THE PERIOD OF WARS AND ECONOMIC TRANSITION 1764-1815
ECONOMIC CONDITIONS, 1764-1775, AND THE CAUSES OF THE REVOLUTION
The General Character of the Period of Transition. Before we take up the specific topic of this chapter, it is essential to explain something of the general character of the period extending from shortly before the outbreak of the Revolution to the end of the War of 1812, to which we now turn. This period is an unusually complicated one necessitating a method of treatment in some respects different from that used in describing the course of events in most other periods. Also, an understanding of the general character and significance of the period in its relation to the rest of our economic development is essential to an appreciation of the meaning and relative importance of the detailed facts and movements that are to be described.
Perhaps the period can best be understood and interpreted as one in which two distinct sets of forces dominated the course of events in our economic life.
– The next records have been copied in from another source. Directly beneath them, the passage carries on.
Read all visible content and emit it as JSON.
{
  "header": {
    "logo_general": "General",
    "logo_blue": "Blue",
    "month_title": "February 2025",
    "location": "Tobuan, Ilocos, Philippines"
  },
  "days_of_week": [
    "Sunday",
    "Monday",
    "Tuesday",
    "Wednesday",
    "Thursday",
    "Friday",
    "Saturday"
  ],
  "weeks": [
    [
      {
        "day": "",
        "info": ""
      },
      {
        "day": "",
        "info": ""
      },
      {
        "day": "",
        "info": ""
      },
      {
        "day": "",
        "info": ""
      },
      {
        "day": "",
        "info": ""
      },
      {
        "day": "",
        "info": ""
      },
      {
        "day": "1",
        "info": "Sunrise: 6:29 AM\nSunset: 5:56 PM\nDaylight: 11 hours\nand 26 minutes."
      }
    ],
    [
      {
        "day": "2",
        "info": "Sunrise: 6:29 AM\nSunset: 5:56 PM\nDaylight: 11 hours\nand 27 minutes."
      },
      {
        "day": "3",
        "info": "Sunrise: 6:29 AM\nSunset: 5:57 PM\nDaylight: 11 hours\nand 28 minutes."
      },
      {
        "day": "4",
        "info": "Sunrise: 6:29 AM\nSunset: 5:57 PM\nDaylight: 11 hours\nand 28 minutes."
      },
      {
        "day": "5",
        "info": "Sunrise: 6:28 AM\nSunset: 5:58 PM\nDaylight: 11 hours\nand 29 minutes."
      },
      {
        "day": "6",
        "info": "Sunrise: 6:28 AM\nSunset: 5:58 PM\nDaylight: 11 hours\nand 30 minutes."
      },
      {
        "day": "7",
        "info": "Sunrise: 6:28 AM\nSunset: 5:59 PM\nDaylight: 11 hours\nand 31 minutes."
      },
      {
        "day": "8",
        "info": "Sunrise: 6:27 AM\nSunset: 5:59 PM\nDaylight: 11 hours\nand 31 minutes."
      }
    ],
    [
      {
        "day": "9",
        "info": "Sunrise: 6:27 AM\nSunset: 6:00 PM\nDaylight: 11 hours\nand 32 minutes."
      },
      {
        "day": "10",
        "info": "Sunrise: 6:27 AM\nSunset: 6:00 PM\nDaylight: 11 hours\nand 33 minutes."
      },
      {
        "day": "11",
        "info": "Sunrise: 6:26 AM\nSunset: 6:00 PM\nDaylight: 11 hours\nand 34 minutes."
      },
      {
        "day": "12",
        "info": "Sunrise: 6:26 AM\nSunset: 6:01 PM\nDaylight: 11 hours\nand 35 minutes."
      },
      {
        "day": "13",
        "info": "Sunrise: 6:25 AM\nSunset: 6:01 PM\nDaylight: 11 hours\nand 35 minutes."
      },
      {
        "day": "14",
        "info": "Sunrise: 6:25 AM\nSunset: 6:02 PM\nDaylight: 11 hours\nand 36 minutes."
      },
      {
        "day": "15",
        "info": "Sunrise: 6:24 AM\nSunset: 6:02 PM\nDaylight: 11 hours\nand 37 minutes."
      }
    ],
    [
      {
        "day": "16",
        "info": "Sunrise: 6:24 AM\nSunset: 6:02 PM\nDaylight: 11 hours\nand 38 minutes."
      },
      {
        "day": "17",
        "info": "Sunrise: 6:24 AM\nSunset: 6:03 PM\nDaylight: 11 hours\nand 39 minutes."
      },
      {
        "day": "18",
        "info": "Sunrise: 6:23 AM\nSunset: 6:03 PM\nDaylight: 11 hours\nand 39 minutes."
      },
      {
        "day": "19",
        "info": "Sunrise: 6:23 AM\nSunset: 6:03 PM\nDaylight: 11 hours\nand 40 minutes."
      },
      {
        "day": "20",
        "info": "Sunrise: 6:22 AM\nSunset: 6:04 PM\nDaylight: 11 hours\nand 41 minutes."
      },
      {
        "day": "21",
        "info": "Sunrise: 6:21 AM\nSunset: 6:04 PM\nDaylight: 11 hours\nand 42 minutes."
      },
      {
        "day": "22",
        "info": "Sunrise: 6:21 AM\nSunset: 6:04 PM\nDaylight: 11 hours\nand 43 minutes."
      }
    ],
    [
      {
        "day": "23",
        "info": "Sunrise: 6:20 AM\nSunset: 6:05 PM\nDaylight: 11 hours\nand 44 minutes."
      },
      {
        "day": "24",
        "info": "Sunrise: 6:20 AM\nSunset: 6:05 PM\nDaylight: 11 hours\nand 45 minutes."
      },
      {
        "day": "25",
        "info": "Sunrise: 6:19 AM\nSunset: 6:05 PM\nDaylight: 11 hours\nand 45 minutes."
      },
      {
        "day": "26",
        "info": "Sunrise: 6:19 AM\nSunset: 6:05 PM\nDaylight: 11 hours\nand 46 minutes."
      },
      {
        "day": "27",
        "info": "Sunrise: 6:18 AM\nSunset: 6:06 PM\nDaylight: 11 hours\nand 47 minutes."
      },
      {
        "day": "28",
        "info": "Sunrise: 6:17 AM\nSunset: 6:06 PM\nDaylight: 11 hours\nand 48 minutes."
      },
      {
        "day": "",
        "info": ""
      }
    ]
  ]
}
One set of forces is found in the wars, domestic and foreign, that were being waged during all but a few of the years embraced within the period, together with the political and other changes incident thereto that reacted on our economic life. These were the forces that introduced what we may call an abnormal element into the situation--if we may assume that war is abnormal--for the wars reacted powerfully on the course of our economic life; in some instances they created tendencies diverse from those that prevailed when the country and the world were at peace, and in other instances they abnormally hastened movements in line with what was destined to prove the more normal trend of economic development. The second group of forces that we shall investigate may be grouped together as those developments, not primarily due to the wars and more in line with the normal course of economic development, incident to the introduction of a more economical organization of industrial society and the slow transition from the colonial economy to the